A cozy, quiet and darkened bedroom can help children who have cerebral palsy get a better night’s rest, according to research being done by a student at the University of Alberta in Edmonton, Canada.
Risha Dutt, a rehabilitation science master’s student, is studying the link between bedroom conditions and nighttime behavior, and recently presented her early findings to the Delhi Branch of All India Occupational Therapists’ Association, according to a news release. Dutt’s presentation went so well, according to the release, the group asked her to give it three more times before returning to Canada.
“One of the problems people with cerebral palsy often experience is chronic pain,” Dutt said in the release. “Their muscles are so much more tense. When you have pain, you don’t fall asleep as easily. And now we are discovering that when you are not well rested, you feel more pain.”
Past research also has shown links between sleep deficiency and diabetes, obesity, depression and cardiovascular disease. Memory, thinking and problem solving also are affected.
“People say, ‘I’ll just go to bed earlier,’ but that doesn’t work,” Dutt’s supervisor, Cary Brown, PhD, MA, BMR(OT), said in the release. “You just lie there wide awake.”
Brown is an associate professor in the occupational therapy department at Alberta.
“When you go into the sleep literature, there’s information about autism and children with epilepsy and other more high-profile conditions, but children with cerebral palsy have not been very well studied,” Brown said in the release.
Parents’ manual provides tips
As part of her research, Dutt, Brown and occupational therapist Amelia Rajala, MSOT, created a manual for parents of children with cerebral palsy — a checklist of simple tips for improving the bedroom environment. Tips include reducing television and computer time before bed, making the room as dark as possible and reducing or muffling noises.
“The evidence is there that those things are effective, but parents don’t have that information,” Brown said in the release. “They think that having the TV on while their child falls asleep is good, but actually that’s a bad thing.”
Before coming to the university, Dutt worked in her native India as a consultant in private clinics with children affected by cerebral palsy. One patient she worked with was very overactive and having trouble focusing on her surroundings, according to the release. Dutt had been in contact with Brown while applying for the master’s program, so she had become familiar with sleep research. She sent some sleep tips home with her patient’s mother, and a week later they both noticed improvement.
“That’s when I knew that these techniques could make a real difference,” Dutt said in the release.

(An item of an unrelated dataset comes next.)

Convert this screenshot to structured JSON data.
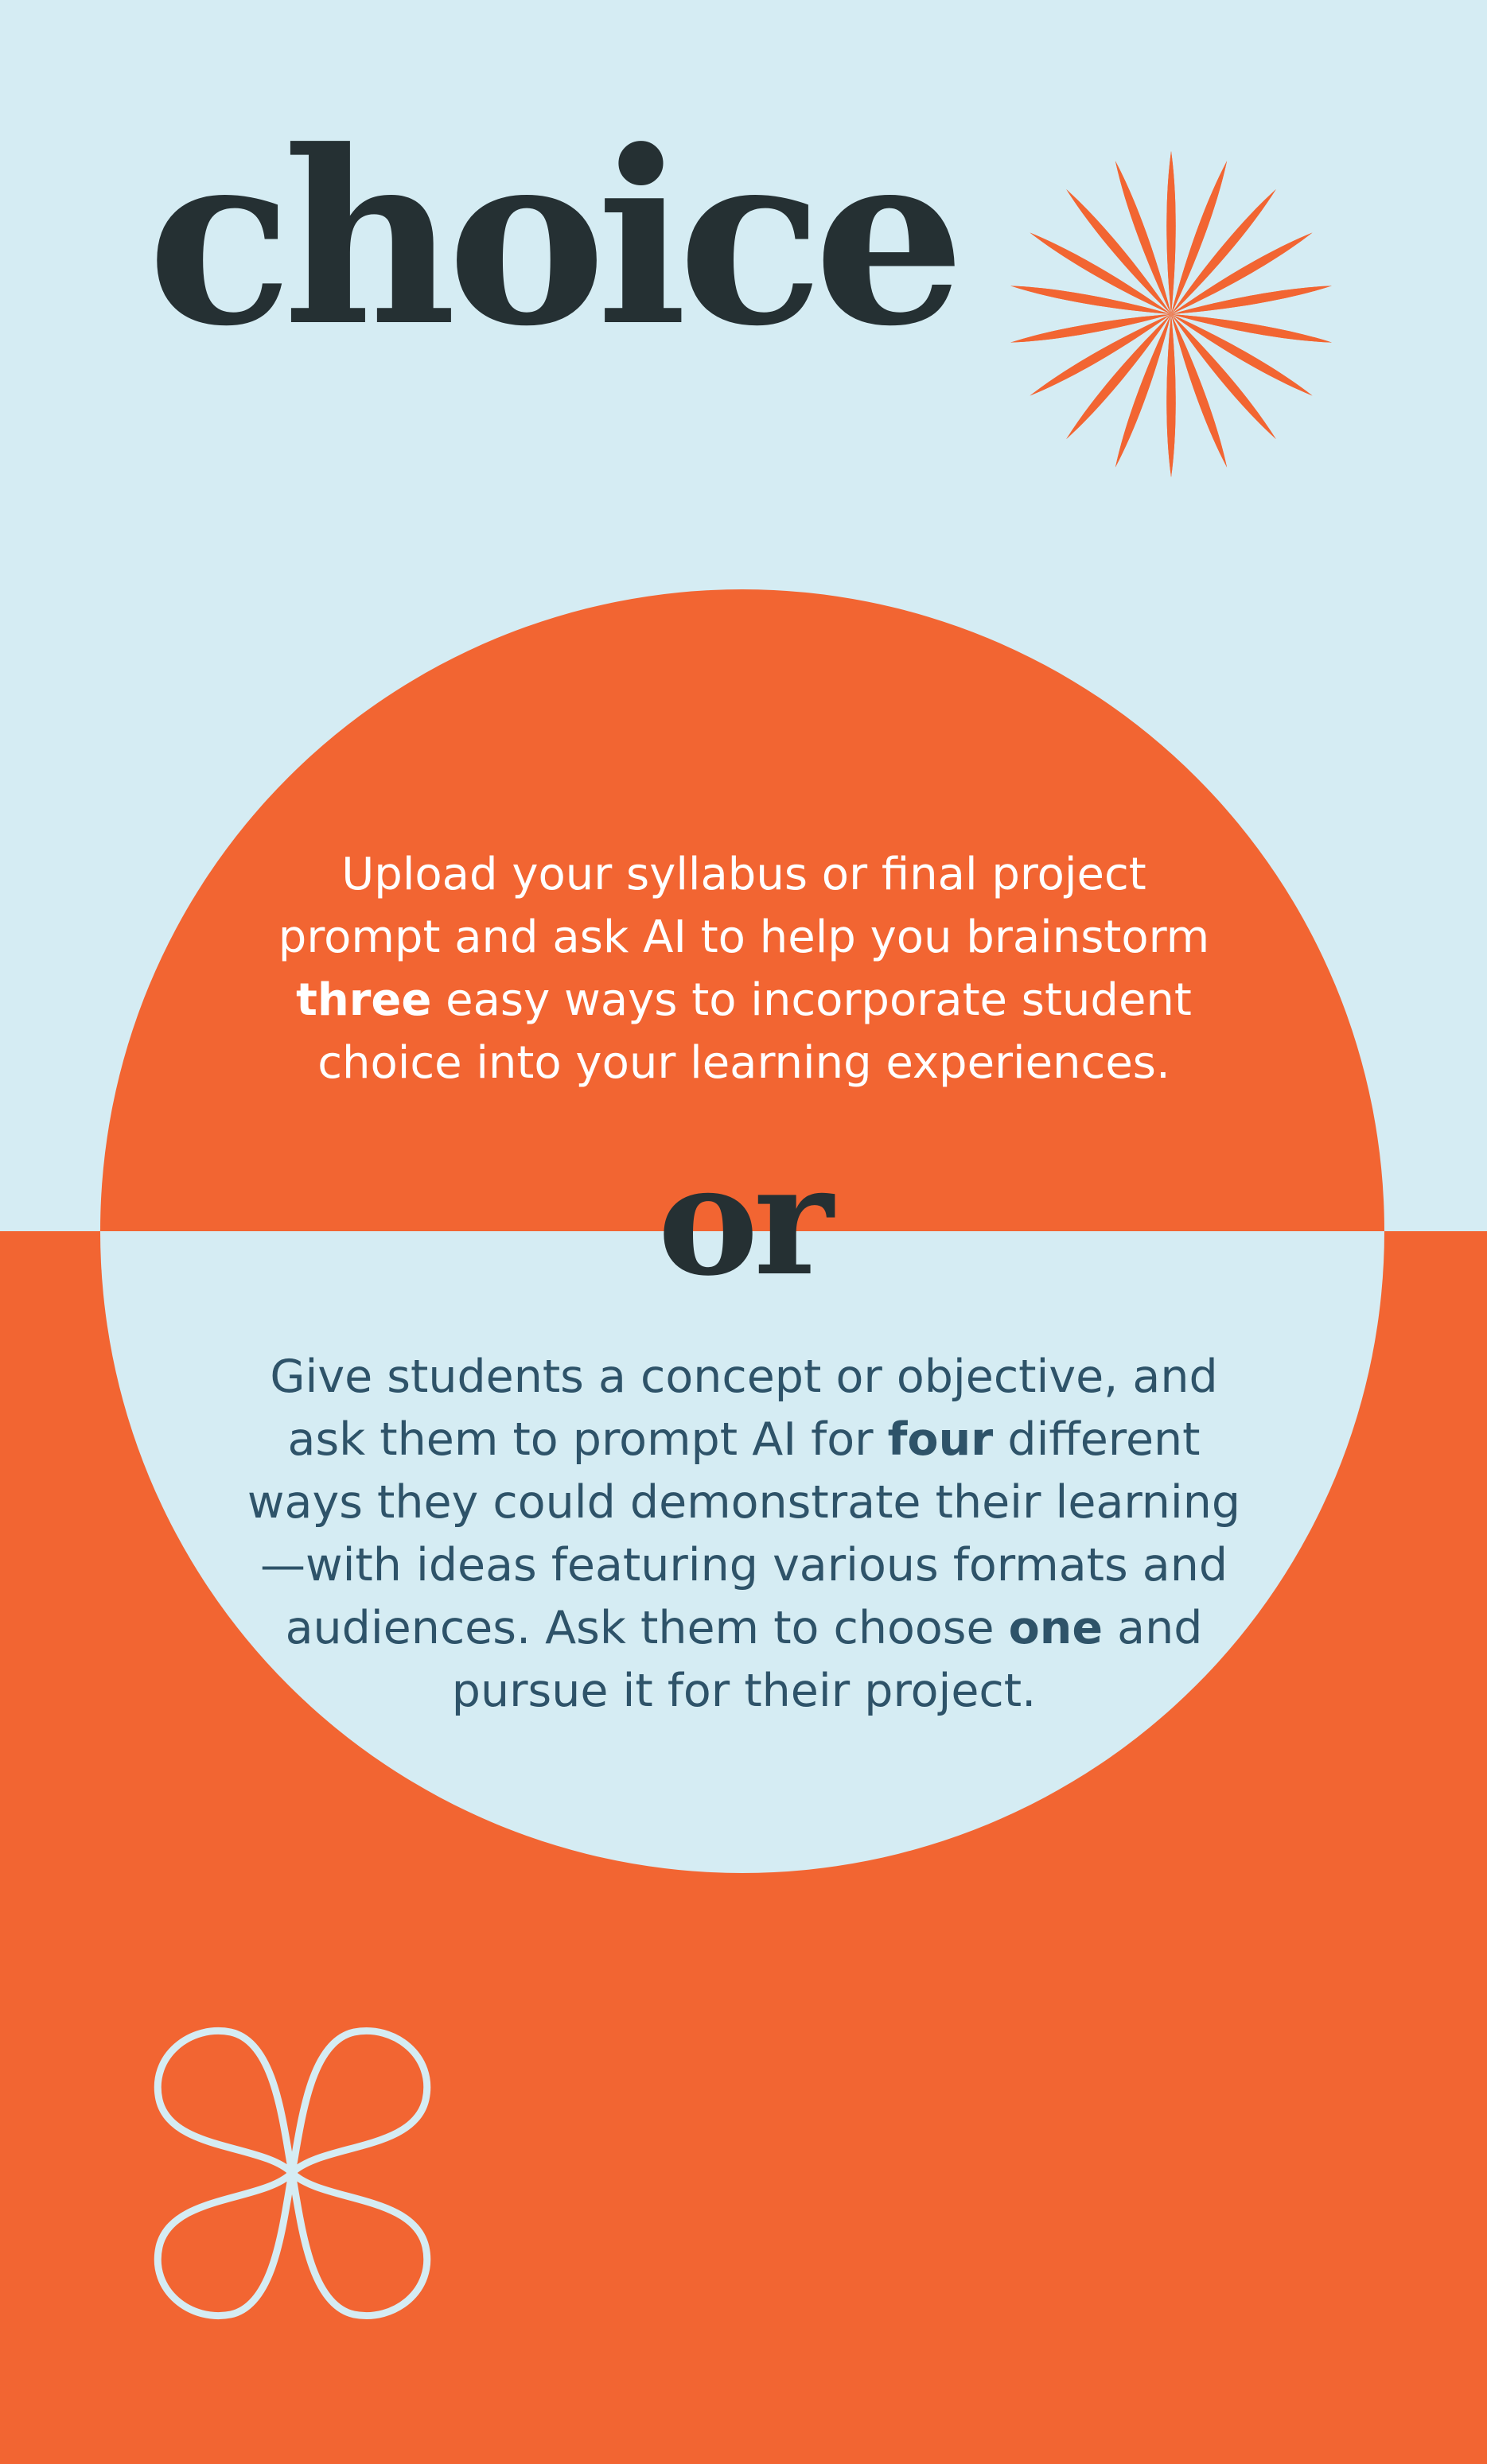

She recruited families to participate for her study through the Cerebral Palsy Association of Alberta and GRIT-Inclusive Early Childhood Program in Edmonton. The parents follow suggestions in the manual and report back on how well the tips work to improve their child’s sleep. Dutt also is using her ties in India and on Facebook to gather data online. She plans to finish analyzing the data she is collecting about bedroom modifications by August, according to the release.